Who am I kidding.
I couldn’t explain anyone else’s behaviour and certainly wouldn’t know where to begin letting you in to the workings of my own imagination. Admitting that up front, however, isn’t going to stop me from trying. Here’s what’s going on in my head as Agincourt’s newest citizen takes form.
Figures of speech and word games fascinate me; indeed, they occupy a lot of my time (riding in elevators; checking out at Cash Wise; sleepless nights at home). Palindromes were a topic in one of my classes recently, so I thought someone with a palindromic name ought to live in Agincourt. Within a few minutes Neil Klien had become one of its ever-growing cast of characters. Klien needed an occupation, perhaps something concerned with beginnings and ends, since palindromes are the same from either direction. Why not a grave digger? Every town had one, though these days graves are backhoed with very little ceremony; I saw some of that inelegance at Marlys Anderson’s funeral last week. Big yellow tractors with a come-to-me bucket don’t belong on public display at a grave yard. The solemnity can’t compete.
Old-time grave digging must have been a fairly solitary activity. Very particular, some might even say peculiar, personality types were drawn to it as a livelihood. So Klien shouldn’t be married and, for goodness sakes, he shouldn’t have children to be abused by their schoolyard classmates with sing-songy jabs about a parent’s work. He needed to be a singularity. A thoughtful man of few words. Someone formed from tragedy and seeking answers, as we all do, to why bad things mangle the innocent and the good.
Klien would be born into adversity, his mother an inmate at the local bordello Mrs. Miller’s Enterprise. Some of Belle Miller’s girls got pregnant; accident’s happen, but no child should be conceived without intention. So if Sissy Beddowes herbal remedies couldn’t help, there was Maud Adams’ underground adoption agency. These three women had already formed a sort of “trinity” in the emerging history of the town. “Arrangements” were made for the unnamed infant to be placed with the Kliens, a childless middle-aged couple who farmed the other side of Fahnstock.

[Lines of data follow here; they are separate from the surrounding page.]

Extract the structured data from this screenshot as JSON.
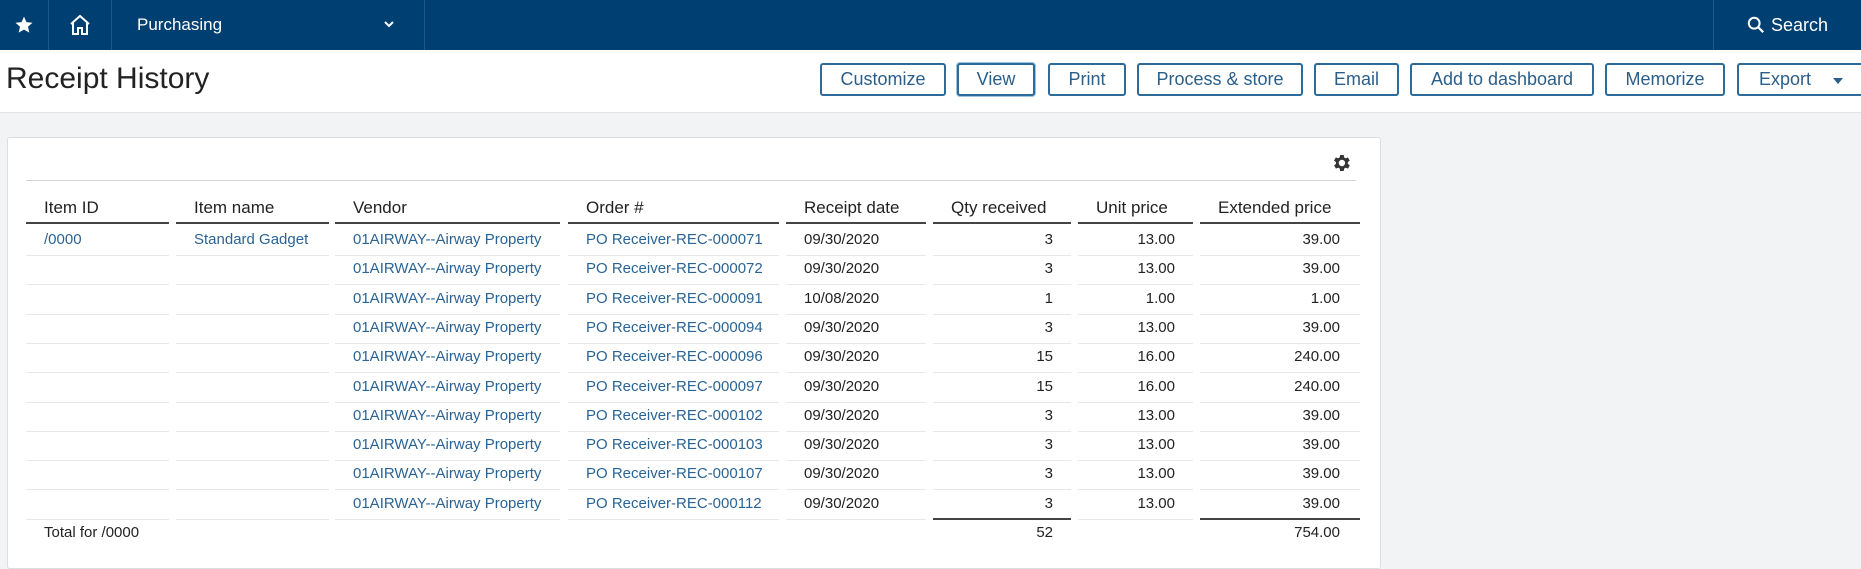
{
  "topbar": {
    "app_name": "Purchasing",
    "search_label": "Search"
  },
  "page": {
    "title": "Receipt History"
  },
  "toolbar": {
    "customize": "Customize",
    "view": "View",
    "print": "Print",
    "process_store": "Process & store",
    "email": "Email",
    "add_to_dashboard": "Add to dashboard",
    "memorize": "Memorize",
    "export": "Export"
  },
  "table": {
    "columns": [
      "Item ID",
      "Item name",
      "Vendor",
      "Order #",
      "Receipt date",
      "Qty received",
      "Unit price",
      "Extended price"
    ],
    "rows": [
      {
        "item_id": "/0000",
        "item_name": "Standard Gadget",
        "vendor": "01AIRWAY--Airway Property",
        "order": "PO Receiver-REC-000071",
        "date": "09/30/2020",
        "qty": "3",
        "unit": "13.00",
        "ext": "39.00"
      },
      {
        "item_id": "",
        "item_name": "",
        "vendor": "01AIRWAY--Airway Property",
        "order": "PO Receiver-REC-000072",
        "date": "09/30/2020",
        "qty": "3",
        "unit": "13.00",
        "ext": "39.00"
      },
      {
        "item_id": "",
        "item_name": "",
        "vendor": "01AIRWAY--Airway Property",
        "order": "PO Receiver-REC-000091",
        "date": "10/08/2020",
        "qty": "1",
        "unit": "1.00",
        "ext": "1.00"
      },
      {
        "item_id": "",
        "item_name": "",
        "vendor": "01AIRWAY--Airway Property",
        "order": "PO Receiver-REC-000094",
        "date": "09/30/2020",
        "qty": "3",
        "unit": "13.00",
        "ext": "39.00"
      },
      {
        "item_id": "",
        "item_name": "",
        "vendor": "01AIRWAY--Airway Property",
        "order": "PO Receiver-REC-000096",
        "date": "09/30/2020",
        "qty": "15",
        "unit": "16.00",
        "ext": "240.00"
      },
      {
        "item_id": "",
        "item_name": "",
        "vendor": "01AIRWAY--Airway Property",
        "order": "PO Receiver-REC-000097",
        "date": "09/30/2020",
        "qty": "15",
        "unit": "16.00",
        "ext": "240.00"
      },
      {
        "item_id": "",
        "item_name": "",
        "vendor": "01AIRWAY--Airway Property",
        "order": "PO Receiver-REC-000102",
        "date": "09/30/2020",
        "qty": "3",
        "unit": "13.00",
        "ext": "39.00"
      },
      {
        "item_id": "",
        "item_name": "",
        "vendor": "01AIRWAY--Airway Property",
        "order": "PO Receiver-REC-000103",
        "date": "09/30/2020",
        "qty": "3",
        "unit": "13.00",
        "ext": "39.00"
      },
      {
        "item_id": "",
        "item_name": "",
        "vendor": "01AIRWAY--Airway Property",
        "order": "PO Receiver-REC-000107",
        "date": "09/30/2020",
        "qty": "3",
        "unit": "13.00",
        "ext": "39.00"
      },
      {
        "item_id": "",
        "item_name": "",
        "vendor": "01AIRWAY--Airway Property",
        "order": "PO Receiver-REC-000112",
        "date": "09/30/2020",
        "qty": "3",
        "unit": "13.00",
        "ext": "39.00"
      }
    ],
    "total": {
      "label": "Total for /0000",
      "qty": "52",
      "ext": "754.00"
    }
  },
  "colors": {
    "topbar": "#003f72",
    "link": "#2a6496",
    "button_border": "#2d6b9b"
  },
  "icons": [
    "star-icon",
    "home-icon",
    "chevron-down-icon",
    "search-icon",
    "gear-icon"
  ]
}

They named him Neil, a homonym hinting at the prayers they’d offered to have a child.
But Neil was born on a Wednesday, and as we all know Wednesday’s child is full of woe.
The Kliens were good parents, providing what they could from meager resources. When the one-room Fahnstock school closed, Neil came to Agincourt elementary and found that his reputation had already arrived: the circumstances of his birth spread rapidly from the callous gossip of adults through the cruel agency of children.
I had reluctantly let loose a life, one already scarred by the age of ten. I wonder how it will resolve itself.